> _Data for this exercise_
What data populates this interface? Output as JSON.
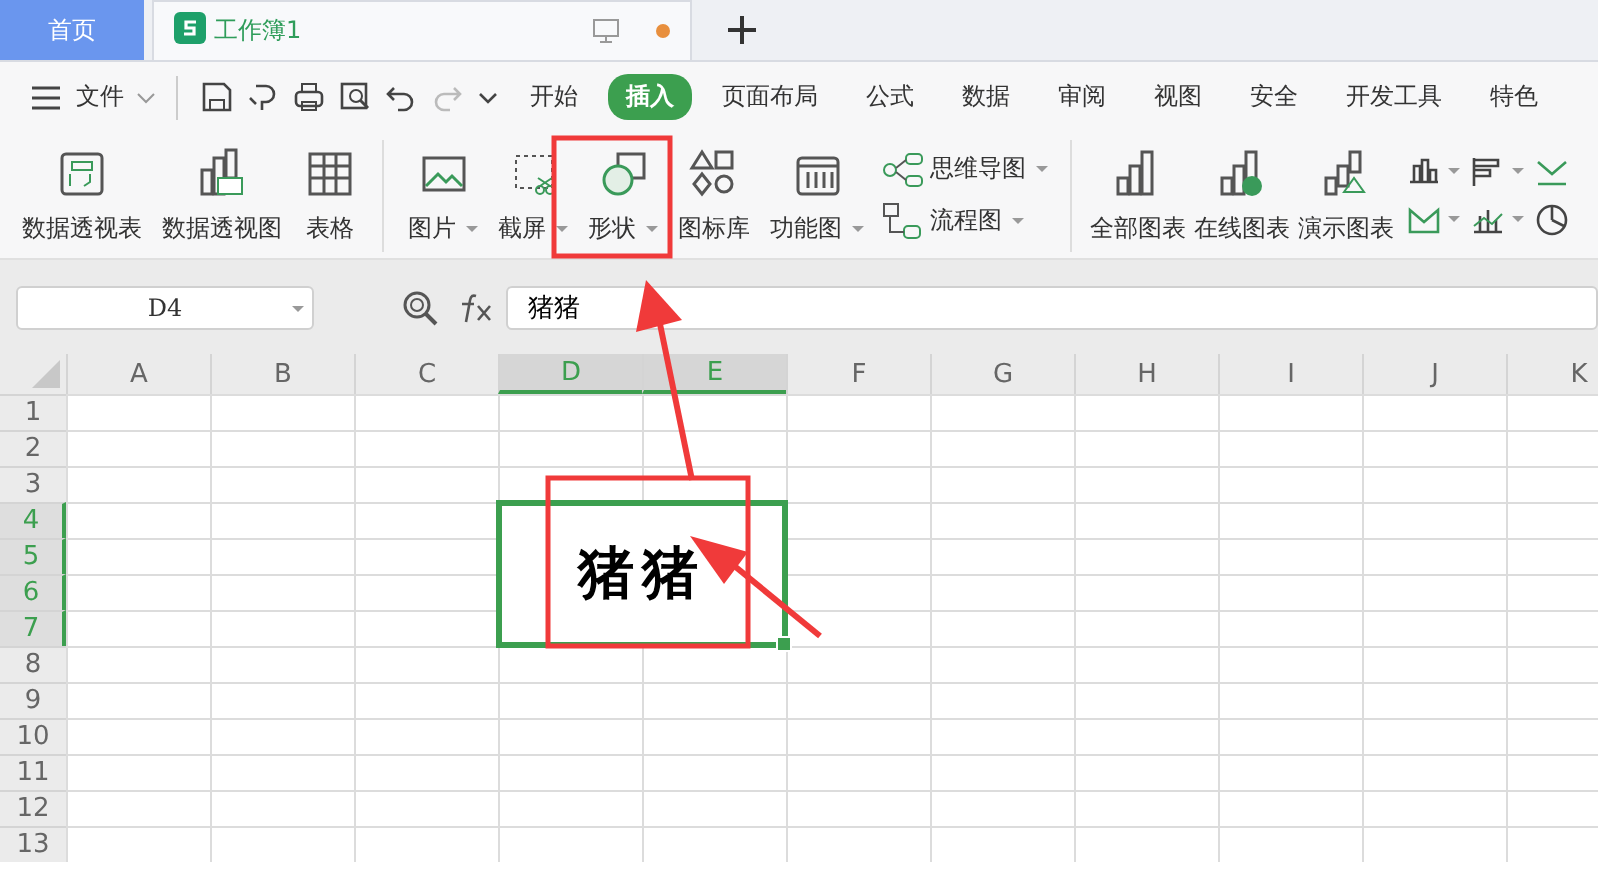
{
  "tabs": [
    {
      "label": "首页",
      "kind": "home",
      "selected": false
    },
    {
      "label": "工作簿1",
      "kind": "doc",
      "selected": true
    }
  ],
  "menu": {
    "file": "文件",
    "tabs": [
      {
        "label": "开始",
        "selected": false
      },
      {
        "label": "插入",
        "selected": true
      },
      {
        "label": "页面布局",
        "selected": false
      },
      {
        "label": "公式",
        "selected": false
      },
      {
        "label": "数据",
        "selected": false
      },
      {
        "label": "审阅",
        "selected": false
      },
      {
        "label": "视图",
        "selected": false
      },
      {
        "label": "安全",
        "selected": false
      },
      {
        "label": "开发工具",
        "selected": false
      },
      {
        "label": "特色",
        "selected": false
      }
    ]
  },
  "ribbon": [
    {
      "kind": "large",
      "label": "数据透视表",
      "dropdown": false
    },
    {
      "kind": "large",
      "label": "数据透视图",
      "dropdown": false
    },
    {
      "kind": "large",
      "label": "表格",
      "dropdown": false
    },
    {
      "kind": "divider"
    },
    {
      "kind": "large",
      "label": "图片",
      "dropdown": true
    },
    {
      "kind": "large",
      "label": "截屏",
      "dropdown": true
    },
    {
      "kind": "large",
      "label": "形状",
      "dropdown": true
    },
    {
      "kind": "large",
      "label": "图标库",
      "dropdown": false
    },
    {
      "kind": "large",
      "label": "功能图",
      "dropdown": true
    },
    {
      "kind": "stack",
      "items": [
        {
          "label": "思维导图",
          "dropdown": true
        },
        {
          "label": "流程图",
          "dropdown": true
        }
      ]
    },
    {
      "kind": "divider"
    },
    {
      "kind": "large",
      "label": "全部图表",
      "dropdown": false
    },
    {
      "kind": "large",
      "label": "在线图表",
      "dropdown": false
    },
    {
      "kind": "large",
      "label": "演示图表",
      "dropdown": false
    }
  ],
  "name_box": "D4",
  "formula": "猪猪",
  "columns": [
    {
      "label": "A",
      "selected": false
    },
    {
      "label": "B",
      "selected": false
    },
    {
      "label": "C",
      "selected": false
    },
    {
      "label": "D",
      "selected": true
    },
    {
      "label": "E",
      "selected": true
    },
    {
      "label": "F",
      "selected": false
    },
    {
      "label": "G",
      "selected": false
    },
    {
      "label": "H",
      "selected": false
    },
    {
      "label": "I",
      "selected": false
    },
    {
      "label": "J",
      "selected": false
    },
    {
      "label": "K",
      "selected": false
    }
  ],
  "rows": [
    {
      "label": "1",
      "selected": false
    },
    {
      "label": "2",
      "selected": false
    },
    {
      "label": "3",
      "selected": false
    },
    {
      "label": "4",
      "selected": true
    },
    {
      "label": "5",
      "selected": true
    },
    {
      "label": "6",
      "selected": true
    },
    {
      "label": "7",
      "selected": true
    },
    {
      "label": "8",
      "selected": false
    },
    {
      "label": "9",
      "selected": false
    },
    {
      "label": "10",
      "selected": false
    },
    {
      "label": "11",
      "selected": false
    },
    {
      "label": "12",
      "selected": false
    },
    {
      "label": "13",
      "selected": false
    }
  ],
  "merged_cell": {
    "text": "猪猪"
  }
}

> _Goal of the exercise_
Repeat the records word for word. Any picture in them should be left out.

> _Solution to this exercise_
What data populates this interface? Output as JSON.
{
  "tabs": [
    {
      "label": "首页",
      "kind": "home",
      "selected": false
    },
    {
      "label": "工作簿1",
      "kind": "doc",
      "selected": true
    }
  ],
  "menu": {
    "file": "文件",
    "tabs": [
      {
        "label": "开始",
        "selected": false
      },
      {
        "label": "插入",
        "selected": true
      },
      {
        "label": "页面布局",
        "selected": false
      },
      {
        "label": "公式",
        "selected": false
      },
      {
        "label": "数据",
        "selected": false
      },
      {
        "label": "审阅",
        "selected": false
      },
      {
        "label": "视图",
        "selected": false
      },
      {
        "label": "安全",
        "selected": false
      },
      {
        "label": "开发工具",
        "selected": false
      },
      {
        "label": "特色",
        "selected": false
      }
    ]
  },
  "ribbon": [
    {
      "kind": "large",
      "label": "数据透视表",
      "dropdown": false
    },
    {
      "kind": "large",
      "label": "数据透视图",
      "dropdown": false
    },
    {
      "kind": "large",
      "label": "表格",
      "dropdown": false
    },
    {
      "kind": "divider"
    },
    {
      "kind": "large",
      "label": "图片",
      "dropdown": true
    },
    {
      "kind": "large",
      "label": "截屏",
      "dropdown": true
    },
    {
      "kind": "large",
      "label": "形状",
      "dropdown": true
    },
    {
      "kind": "large",
      "label": "图标库",
      "dropdown": false
    },
    {
      "kind": "large",
      "label": "功能图",
      "dropdown": true
    },
    {
      "kind": "stack",
      "items": [
        {
          "label": "思维导图",
          "dropdown": true
        },
        {
          "label": "流程图",
          "dropdown": true
        }
      ]
    },
    {
      "kind": "divider"
    },
    {
      "kind": "large",
      "label": "全部图表",
      "dropdown": false
    },
    {
      "kind": "large",
      "label": "在线图表",
      "dropdown": false
    },
    {
      "kind": "large",
      "label": "演示图表",
      "dropdown": false
    }
  ],
  "name_box": "D4",
  "formula": "猪猪",
  "columns": [
    {
      "label": "A",
      "selected": false
    },
    {
      "label": "B",
      "selected": false
    },
    {
      "label": "C",
      "selected": false
    },
    {
      "label": "D",
      "selected": true
    },
    {
      "label": "E",
      "selected": true
    },
    {
      "label": "F",
      "selected": false
    },
    {
      "label": "G",
      "selected": false
    },
    {
      "label": "H",
      "selected": false
    },
    {
      "label": "I",
      "selected": false
    },
    {
      "label": "J",
      "selected": false
    },
    {
      "label": "K",
      "selected": false
    }
  ],
  "rows": [
    {
      "label": "1",
      "selected": false
    },
    {
      "label": "2",
      "selected": false
    },
    {
      "label": "3",
      "selected": false
    },
    {
      "label": "4",
      "selected": true
    },
    {
      "label": "5",
      "selected": true
    },
    {
      "label": "6",
      "selected": true
    },
    {
      "label": "7",
      "selected": true
    },
    {
      "label": "8",
      "selected": false
    },
    {
      "label": "9",
      "selected": false
    },
    {
      "label": "10",
      "selected": false
    },
    {
      "label": "11",
      "selected": false
    },
    {
      "label": "12",
      "selected": false
    },
    {
      "label": "13",
      "selected": false
    }
  ],
  "merged_cell": {
    "text": "猪猪"
  }
}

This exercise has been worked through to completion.